Last month I was asked to do an engagement shoot in Washington DC. The bride-to-be saw my pictures on Facebook of the various monuments and buildings I shot and she wanted pictures taken around the monuments.
For me this was a great honor but also a little nerve wracking. This was my first customer and I didn’t want to mess up this opportunity. I also had to plan the shoot. What equipment would I need to bring with me? Would I need my tripod? The bride-to-be wanted to shoot around the Lincoln Memorial and the World War II memorial. I also suggested shooting at Constitutional Gardens. I’ve shot there numerous times and it’s a beautiful spot with views of the Washington Monument.
On the day of the shoot, Mother Nature was not cooperating. It was cloudy and there were chances of rain throughout the day. The bride-to-be still wanted to do the shoot and I felt I might still get some good shots.
I got to the first site early, Constitutional Gardens, to scope out places to shoot along with determine what settings to use. I always shoot in manual mode. I decided to use go with a shutter speed of 200 and an ISO of 400. I also kept the auto focus (AF-Area) set to the closet subject setting.
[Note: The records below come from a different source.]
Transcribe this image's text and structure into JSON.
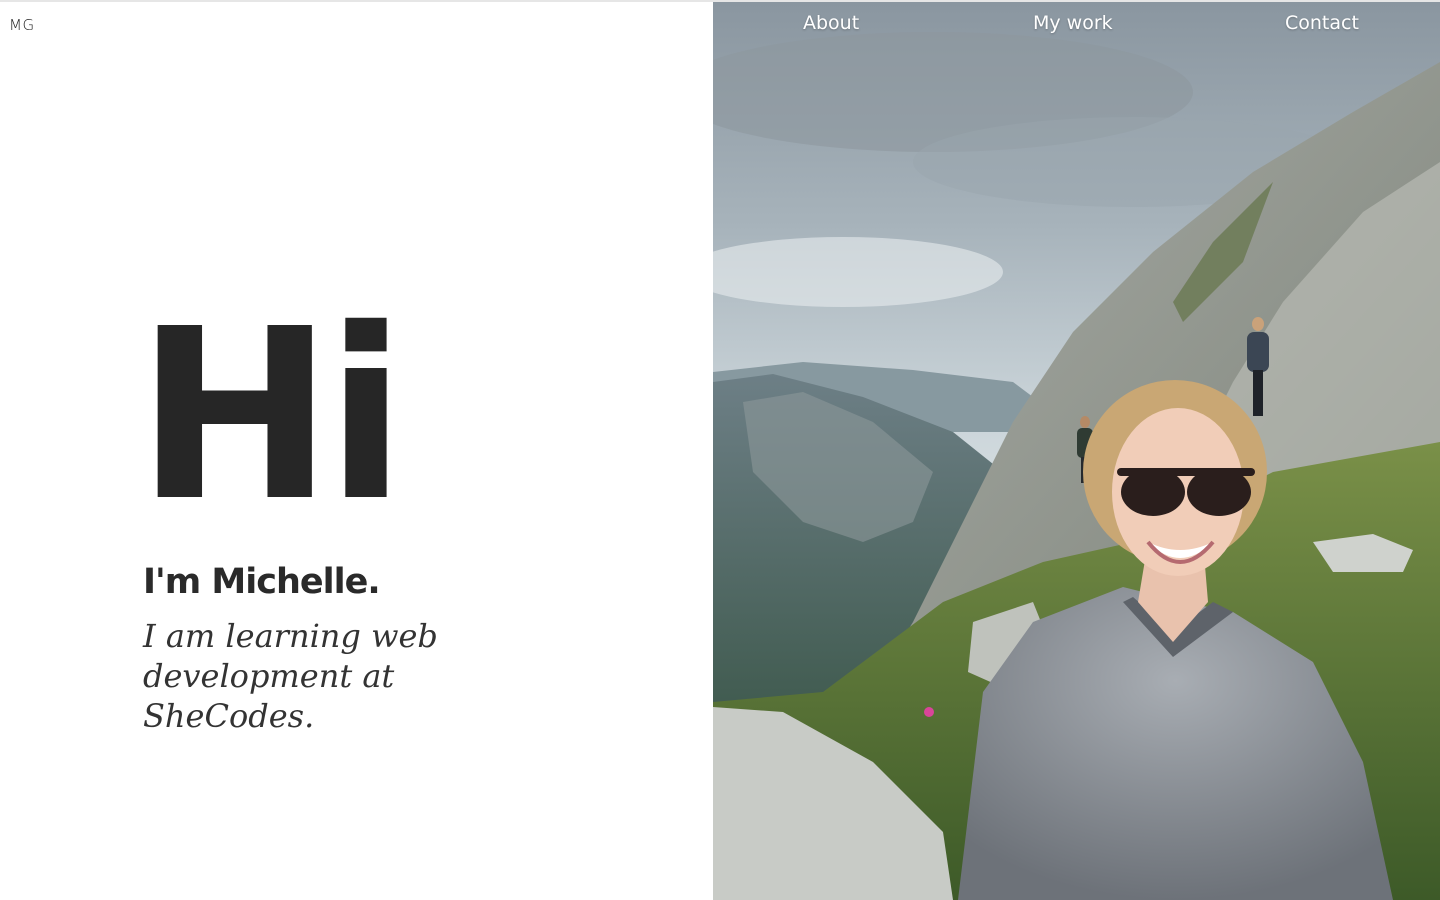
{
  "site": {
    "logo": "MG"
  },
  "nav": {
    "items": [
      {
        "label": "About"
      },
      {
        "label": "My work"
      },
      {
        "label": "Contact"
      }
    ]
  },
  "hero": {
    "greeting": "Hi",
    "name": "I'm Michelle.",
    "tagline": "I am learning web development at SheCodes."
  },
  "photo": {
    "icon": "portrait-photo-mountain"
  },
  "colors": {
    "text": "#262626",
    "nav_text": "#ffffff",
    "background": "#ffffff"
  }
}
The shoot went well and I felt I got some good shots. When I got home and starting looking at the pictures I saw several mistakes right away. The biggest mistake I made was my focal area. I should have set the focus area (or AF-Area) to the Single Area and not the closet subject. There were quite a few pictures where the subject (bride-to-be) was out of focus because my camera was focusing on something else (i.e. a monument post) like the one below.
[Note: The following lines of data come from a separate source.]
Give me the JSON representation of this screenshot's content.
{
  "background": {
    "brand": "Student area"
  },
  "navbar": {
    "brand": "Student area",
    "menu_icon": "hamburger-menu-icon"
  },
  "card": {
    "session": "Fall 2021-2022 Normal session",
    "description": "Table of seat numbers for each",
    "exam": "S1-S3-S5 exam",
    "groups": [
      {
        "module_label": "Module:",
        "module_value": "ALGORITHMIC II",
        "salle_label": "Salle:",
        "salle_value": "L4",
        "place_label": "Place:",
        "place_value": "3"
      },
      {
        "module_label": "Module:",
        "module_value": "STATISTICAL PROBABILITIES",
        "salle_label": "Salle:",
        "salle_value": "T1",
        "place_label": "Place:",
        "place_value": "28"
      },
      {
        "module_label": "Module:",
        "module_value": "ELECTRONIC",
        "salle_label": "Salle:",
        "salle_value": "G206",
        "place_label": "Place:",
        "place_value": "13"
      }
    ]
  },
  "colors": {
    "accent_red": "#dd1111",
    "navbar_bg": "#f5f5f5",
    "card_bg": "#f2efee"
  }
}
Another mistake was not bringing lens wipes with me. We ran into some rain and despite my best efforts to protect my camera, I got a little bit of rain on the lens and I didn’t realize it until it was too late. I also should have used a different shutter setting. The pictures that did turn out came out darker than I liked. While I was able to fix them in Lightroom, I would have preferred shoot it right with my camera.
As I reflected upon the shoot, I was disappointed with how the pictures turned out but I learned from my mistakes. The most important thing was the bride-to-be was pleased with some of the pictures.
Have you ever pointed a video camera at the monitor where the live image is being displayed. Have you ever pointed your webcam at your computer screen and witnessed the screen in a screen in a screen ad infinitum? I know I used to do that all the time as a kid, always with a twinge of guilt that somehow the infinity point might break the screen.
Read the full article to learn an easy way you can create images with the Droste effect and to see examples of it in action.
If you missed last nights great web meeting the recording is now available online if you didn’t get a chance to participate and want to see it.
We covered some of the basics including photo uploading, tagging, organizing, geo-tagging, sharing, posting to groups and making/managing contacts.
We also addressed security and restricting access to your photos. This included ways you can post photos to Flickr and share with the club or your contacts w/o making them available to the public or anyone you don’t know. Jeff also pointed out a few 3rd party tools and utilities that help make using Flickr easier.
If you aren’t already a Flickr user we encourage you to join up. You can use your existing Yahoo account or can join with your Google or Facebook account too. Our club has many active members on the site and we consistently post and share photos in the club’s Flickr Group.
Thanks Jeff for the great presentation!
I took a vertical panorama while on a photo trip a couple weeks ago and it got me thinking. Most people think of panoramas as looking along the horizon, but vertical panoramas can be creative and result in stunning views as well. If you find a scene that looks great from top to bottom you don’t need an expensive wide-angle or fish-eye to capture it. Read More
We’ve all seen the classic soft waterfall shots, the smooth ocean around the rocky shore, the star trails in the night sky, or the busy city street where all the people and cars become ghosts of blur. I think those are interesting photos as they give us a way to visualize the motion of the world using something that doesn’t move. A movie of a still subject is boring, but a still photo of the world in motion can be quite the opposite.
Dive into the world of long exposures. Club member Jeff Smallwood gives some tips and pointers in an article on how to take long exposures.